Can Social Media Activity Stop You From Getting A Loan?
Last year, Facebook pulled back the reigns on plans to allow lenders access user’s information in order to determine credit worthiness. The idea was that FICO scores, being based on primarily on credit card usage, loans and bill payment, only provide part of the picture when it comes to piecing together a person’s credit profile.
It was theorized that online activity, particularly social media activity, can potentially provide a much more complete picture of what kind of person you are, and whether or not you can be counted upon to repay a loan.
This is, of course, a little freaky. Most of us have had a crazy night or two we wish to forget splashed across a friend’s feed, or a less than delicately worded political post in a moment of self-righteous passion.
Well, the truth is you can relax…for now. Facebook was poised to give lenders access to this information, but then decided against it, ramping up privacy initiatives and seriously limiting the information a third party can access. Other social media outlets essentially followed suit.
But as is always the case in the relentless march of technology, once the floodgates have opened it’s probably only a matter of time before financial entities get access to the incredibly useful personal data Facebook and the like have to offer.
In fact, there are already many third-party providers like Friendlyscore and Kountable Inc. that collect and analyze different kinds online behavior for lenders in order to determine a given borrower’s risk and default probability. This business model is already being used to build credit profiles of people with no credit history, like young people just starting out, or those living in parts of the world where people traditionally have not been credit rated.
When the social media info is not available, these companies will often analyze mobile calling and texting patterns, or websites visited and Google keywords to obtain information.
What Are They Looking At?
Notwithstanding the discussion as to whether or not some, or all, of the below behaviors indicate fiscal irresponsibility, let’s take a look at what lenders might be interested in in order to determine your “personality score.”
Simply analyzing one’s profile could allow lenders to build a picture of the user’s persona, their habits, preferences, lifestyle, etc. Some of the more obvious things they’d be on the lookout for are, let’s say, you are jobless when you’ve claimed to be employed, you’re fond of online gambling, you engage in high-risk activities like blacking out or driving drunk. Or you tend to live beyond your means. All this can be ascertained from status updates, shares, check-ins, likes, tweets and retweets.
There are also sophisticated algorithms that can be employed to measure a person’s tendency to express hate and anger, or go off on emotional tirades over Twitter or Facebook. If this is something lenders are targeting, they’ve probably identified some kind of correlation between this behavior and financial unreliability.
Finally, another correlation seems to have to do with your friends on social media, i.e. who you associate with, the quality of the connections, the size of your friend list, and what their credit scores tend to be as well. This also can provide useful data to lenders as to the kind of life you lead.

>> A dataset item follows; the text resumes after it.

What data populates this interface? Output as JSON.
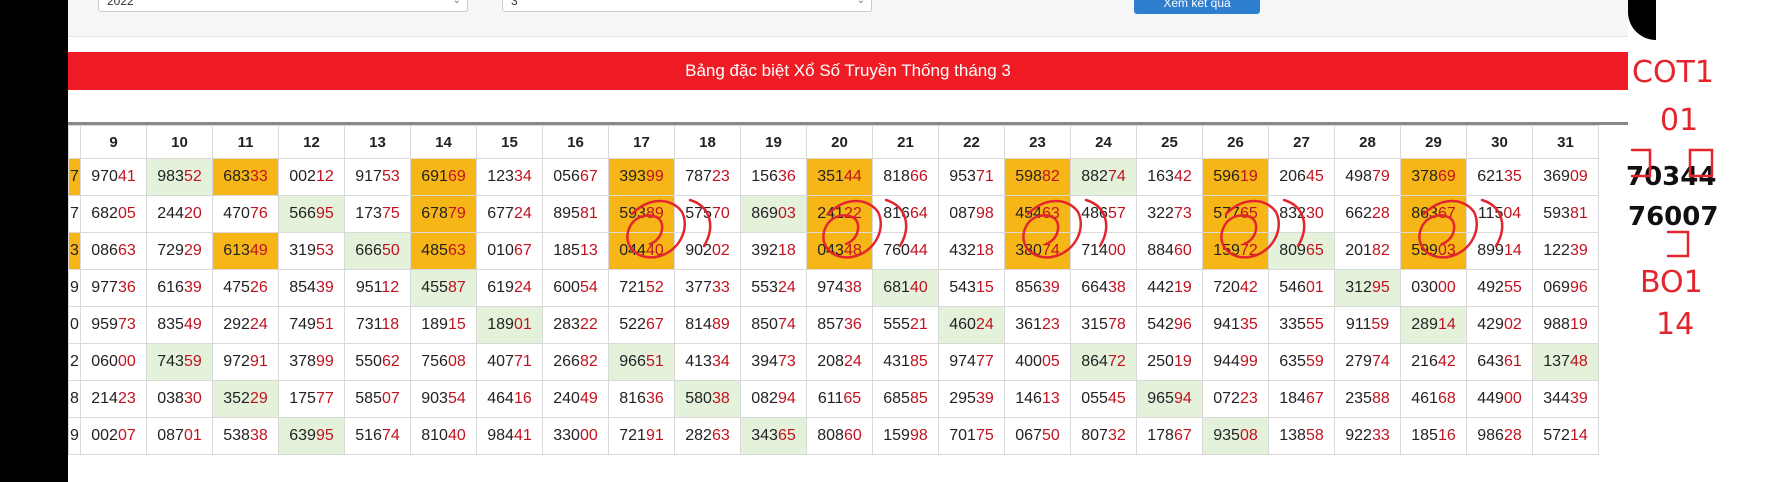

As of now, Facebook and other social media platforms are still limiting third-party access. But considering the role the Internet plays in our world currently, we can only expect it to expand in the future, infiltrating our real lives as the line between the real and the virtual becomes more and more blurred. Our online activity and personas will most likely be increasingly relevant to those entities deciding how much of a credit risk we are.
In the meantime your best bet is to know where you stand with your traditional credit score. Advertising partners FreeCreditReport.com offer your Experian credit report and score updated every 30 days absolutely free.